Day 40: 02 May 2014; Culcheth to Standish
|Date||Fri 02 May 2014||Start to end time||05h 50m|
|Start point||Culcheth||End point||Standish|
|Miles today||14.34||Cu miles||749.23|
|Ft today||580||Cu ft||112,642|
|Route miles left||728.60||Route ft left||85,042|
|Today’s weather||Cool and dry but bright with sunny intervals. Light Easterly wind. About 15C|
(the red cross in a circle shows where I am at the moment)
|GPX based track of today’s walk
(click here to access to access downloadable file)
“Today was a brilliant day. Apart from the fact that it was very short and relatively flat, today I hit Wigan. As well as being the home of Northern Soul (you’ll have to look that up), an old munitions dump just to the north west of the town is also the birthplace of Heinz Baked Beans (thanks Pete for pointing this important fact out). So it has numerous claims to fame.
But of greater interest to me was that today the walk crossed an important milestone. From now on there are fewer miles left to walk than I have already covered so, yes – I AM HALFWAY THERE! To make the day even more enjoyable, the sun shone brightly most of the time, and one of my friends came down from Lancaster to join me for part of the walk, so I had company.
I didn’t have particularly high expectations of the walk today, other than the achievement of the halfway point, but I was really pleasantly surprised by the day. After crossing a few fields from my campsite, I soon reached the Wigan branch of the Leeds and Liverpool canal. It made for extremely pleasant walking in the bright sunshine. The canal itself was busy and full of leisure traffic, and there were lots of interesting things to look at along the way. Curiously, the canal in many places is raised up above the surrounding landscape, and frequently the lower land has filled with water called “flashes”. These were caused when the subsurface collapsed following coal mining at depth under them. So at some points along the way you had the curious sensation of walking on a ribbon of land, surrounded by water on all sides.
Wigan, too, was a pleasant surprise. The approach via the canal was scenic and the town itself fitted midway between Chester and Warrington on the Bakewell-tart scale. Bustling with life and a really interesting streetscape with sculptures and lively shops.

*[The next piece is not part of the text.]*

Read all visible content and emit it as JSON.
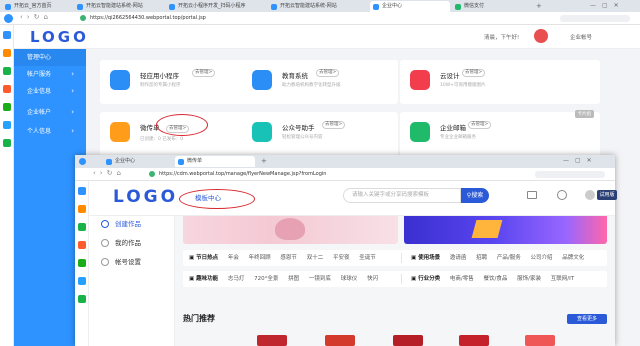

I decided that Wigan Pier, as the iconic landmark, would be a suitable halfway point so I headed down the canal to the lagoon where the Pier is located. I’m still not actually sure what Wigan Pier is, other than a landmark made famous by George Orwell’s book – but I think historically it was a loading wharf for canal barges and now it’s a nightclub.
Tonight to celebrate achievement of this landmark, I am having a night in a hotel near Standish (right next door to the old munitions factory, I suspect!) but then a long day tomorrow to a v. basic campsite which has a tap. And that’s all. So making the most of tonight’s luxury!”